📚 BOOK REVIEW 📚
Title: Wardha's Wonder Boxes, Hajer's Day at the Beach
Author: Zarina Mohideen Hizbullah
Illustrator: Purnima Mitra
Publisher: Bee Books
Islamic Content: Patience, Knowledge
Wardha's Wonder Boxes:
Wardha moves from the green, colourful village to the gray, dusty city. She misses her home and wants to go back. When her father brings large boxes for her, they hang them on the window sill, fill them with soil and plant marigold seeds.
The main lesson in this story is practicing patience. Wardha is advised to make dua while being patient in the new place. When her seeds blossomed, they brought life and colour to the city buildings. The neighbours were encouraged to do the same so the balconies and window sills were filled throughout.
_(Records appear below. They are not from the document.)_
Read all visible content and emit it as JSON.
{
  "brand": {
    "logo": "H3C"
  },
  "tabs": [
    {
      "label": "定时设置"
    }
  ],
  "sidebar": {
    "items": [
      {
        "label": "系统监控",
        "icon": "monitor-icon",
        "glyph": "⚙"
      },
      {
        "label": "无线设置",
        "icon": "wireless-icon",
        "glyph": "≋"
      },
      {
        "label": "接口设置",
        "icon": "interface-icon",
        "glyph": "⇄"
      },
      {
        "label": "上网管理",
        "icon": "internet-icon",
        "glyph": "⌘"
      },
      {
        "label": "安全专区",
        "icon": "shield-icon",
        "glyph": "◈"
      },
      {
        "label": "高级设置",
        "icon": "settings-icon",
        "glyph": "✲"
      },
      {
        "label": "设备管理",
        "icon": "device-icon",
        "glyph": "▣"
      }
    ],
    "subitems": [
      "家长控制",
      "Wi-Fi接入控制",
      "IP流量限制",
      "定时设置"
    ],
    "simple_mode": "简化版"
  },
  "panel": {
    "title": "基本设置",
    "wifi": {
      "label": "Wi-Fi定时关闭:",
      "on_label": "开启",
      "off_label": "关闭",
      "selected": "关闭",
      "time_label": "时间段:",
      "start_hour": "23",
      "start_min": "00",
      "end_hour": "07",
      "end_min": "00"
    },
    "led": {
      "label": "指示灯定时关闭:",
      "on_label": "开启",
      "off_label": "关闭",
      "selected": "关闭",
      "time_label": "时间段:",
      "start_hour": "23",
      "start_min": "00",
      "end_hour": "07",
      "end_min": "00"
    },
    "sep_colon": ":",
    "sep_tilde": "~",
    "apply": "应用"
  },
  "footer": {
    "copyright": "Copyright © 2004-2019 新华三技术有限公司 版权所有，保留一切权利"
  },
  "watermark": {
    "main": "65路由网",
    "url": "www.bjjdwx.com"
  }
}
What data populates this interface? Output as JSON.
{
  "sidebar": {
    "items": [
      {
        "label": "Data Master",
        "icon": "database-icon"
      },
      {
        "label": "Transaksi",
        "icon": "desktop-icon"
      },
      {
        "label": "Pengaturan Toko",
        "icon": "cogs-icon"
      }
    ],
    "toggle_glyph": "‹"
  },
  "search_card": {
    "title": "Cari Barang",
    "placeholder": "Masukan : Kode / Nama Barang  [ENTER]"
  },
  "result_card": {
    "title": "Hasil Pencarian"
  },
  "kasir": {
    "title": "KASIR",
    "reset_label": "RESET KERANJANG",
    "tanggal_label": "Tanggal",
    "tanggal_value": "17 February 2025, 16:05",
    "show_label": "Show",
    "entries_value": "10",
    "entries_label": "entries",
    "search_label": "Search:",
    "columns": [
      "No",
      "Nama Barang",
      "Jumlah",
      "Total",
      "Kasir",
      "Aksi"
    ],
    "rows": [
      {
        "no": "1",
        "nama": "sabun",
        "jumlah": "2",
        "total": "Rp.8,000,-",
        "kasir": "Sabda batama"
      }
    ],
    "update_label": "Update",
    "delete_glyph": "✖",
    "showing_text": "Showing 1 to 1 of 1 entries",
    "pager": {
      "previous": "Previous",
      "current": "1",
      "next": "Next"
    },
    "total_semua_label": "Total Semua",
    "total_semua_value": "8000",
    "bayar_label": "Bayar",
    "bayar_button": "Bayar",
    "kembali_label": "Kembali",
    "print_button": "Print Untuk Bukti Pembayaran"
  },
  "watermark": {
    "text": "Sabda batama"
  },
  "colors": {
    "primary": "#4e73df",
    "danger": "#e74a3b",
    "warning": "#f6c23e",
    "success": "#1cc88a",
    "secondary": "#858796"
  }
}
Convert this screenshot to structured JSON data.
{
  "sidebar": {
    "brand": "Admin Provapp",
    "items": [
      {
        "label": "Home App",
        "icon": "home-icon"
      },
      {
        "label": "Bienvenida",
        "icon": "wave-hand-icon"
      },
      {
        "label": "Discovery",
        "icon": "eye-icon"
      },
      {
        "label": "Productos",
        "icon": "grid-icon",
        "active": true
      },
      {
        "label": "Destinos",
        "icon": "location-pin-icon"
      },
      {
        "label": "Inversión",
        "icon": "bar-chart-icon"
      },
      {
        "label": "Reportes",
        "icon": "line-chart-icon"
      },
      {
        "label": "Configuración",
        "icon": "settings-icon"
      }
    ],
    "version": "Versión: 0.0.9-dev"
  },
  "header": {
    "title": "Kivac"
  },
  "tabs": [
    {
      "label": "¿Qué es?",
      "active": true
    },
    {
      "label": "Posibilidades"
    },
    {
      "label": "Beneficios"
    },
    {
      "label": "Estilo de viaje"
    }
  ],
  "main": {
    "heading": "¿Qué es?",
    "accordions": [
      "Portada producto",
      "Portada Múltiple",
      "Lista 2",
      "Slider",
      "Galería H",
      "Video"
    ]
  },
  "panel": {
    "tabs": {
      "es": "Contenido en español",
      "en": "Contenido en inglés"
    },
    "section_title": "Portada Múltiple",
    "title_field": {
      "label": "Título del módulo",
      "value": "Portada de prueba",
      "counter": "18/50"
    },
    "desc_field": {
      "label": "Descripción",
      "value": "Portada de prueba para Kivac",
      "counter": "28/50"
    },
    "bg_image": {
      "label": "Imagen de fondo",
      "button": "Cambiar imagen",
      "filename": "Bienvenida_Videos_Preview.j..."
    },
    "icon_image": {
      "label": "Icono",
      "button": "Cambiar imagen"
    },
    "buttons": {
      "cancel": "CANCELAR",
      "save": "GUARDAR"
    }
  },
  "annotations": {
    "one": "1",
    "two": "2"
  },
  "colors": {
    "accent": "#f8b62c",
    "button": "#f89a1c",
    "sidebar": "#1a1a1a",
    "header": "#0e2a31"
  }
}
I love the core idea of the story, patience through prayer and it is an easy-to-understand concept for the young listeners. However, I find that something is missing that would make the execution of this story smooth and flawless but can't quite figure it out.
Hajer's Day at the Beach:
Hajer has a special love for learning. She repeatedly recited 'Rabbi zidni ilma.' Her only wish was to visit the beach early in the morning but her parents are busy with their daily duties. Thus, her uncle volunteered to take her along with his family. They are enjoying the sun rays, the waves and the sand but before they know it, the sand is too hot to step on, and they cannot get to the car. Hajer comes up with a brilliant plan.
I found this book to be a little far-fetched with the core concept of knowledge. Hajer has a passion for learning and because of it, she has a wealth of knowledge. Thus, how she came up with a plan to escape the hot sand and get everyone safely into the car. The story takes awhile to get to the main event at the beach, with the over descriptions of the home setting and the bakery which I don't really think it added much to the story itself.
The illustrations are little bland, I would have loved to see bold and vibrant colours used. I think both these stories teach valuable lessons and with the contributions of a great editor they would be well polished.